Note: When clicking on a Digital Object Identifier (DOI) number, you will be taken to an external site maintained by the publisher.
Some full text articles may not yet be available without a charge during the embargo (administrative interval).
What is a DOI Number?
Some links on this page may take you to non-federal websites. Their policies may differ from this site.
Soil‐borne pathogens severely affect crop production, but the present distribution of agricultural soil‐borne pathogens and their response to global changes are unexplored at large spatial scales. Here, we examine the nationwide‐scale distribution patterns, dominant taxa and environmental drivers of fungal soil‐borne pathogens, and their response to warming, nutrient enrichment and their interaction.
July and August 2019.
Major taxa studied
Fungal plant pathogens.
Through nationwide field surveys of 711 top‐ and subsoil samples in 51 cropland locations, we investigated the distribution patterns, environmental drivers and dominant taxa of fungal plant pathogens.
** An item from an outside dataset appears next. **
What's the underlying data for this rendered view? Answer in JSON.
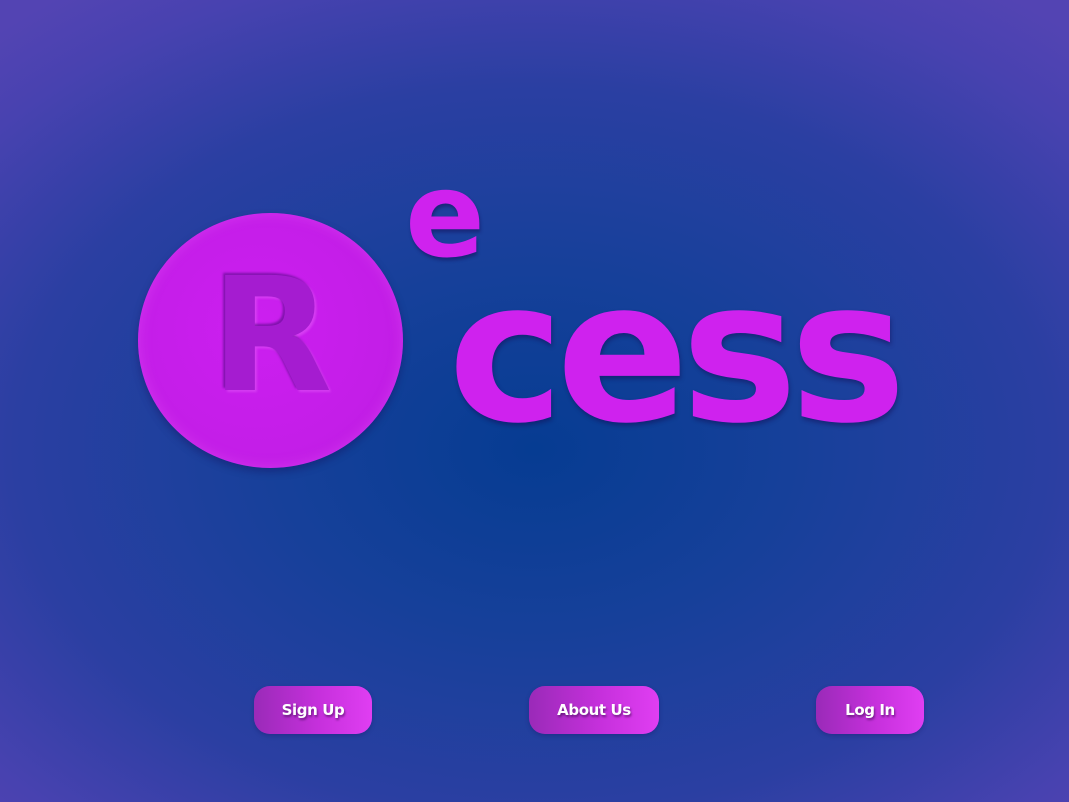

We then conducted a mesocosm experiment with soils collected at 40 survey locations to evaluate the response patterns of fungal pathogens to global changes, including warming, nutrient enrichment and their interaction.
We observed that the abundance and richness of potential soil‐borne pathogens were higher in the topsoil than in the subsoil. Mean annual temperature and mean annual precipitation as the main drivers had a stronger effect on the abundance, richness and community of pathogens in the topsoil than subsoil. Two phylotypes, belonging to genus
Fusarium, were the dominant soil‐borne pathogens accounting for approximately one third of total abundance, and their abundances (e.g. relative and absolute abundance via quantitative polymerase chain reaction) were negatively correlated with precipitation and temperature. The mesocosm experiment simulating global changes further revealed that the abundance and richness distributions of soil pathogens predicted the direction of their response to global changes, with a positive response in pathogen‐poor soil and negative in pathogen‐rich soil. We further constructed spatial atlases of the dominant soil‐borne pathogens and their responses to global changes in agricultural fields. Main conclusions
Our findings suggest that the current distribution of potential soil‐borne pathogens is regulated by climate, which could affect their future dynamics and is vital to agricultural practices for pathogen control and crop production.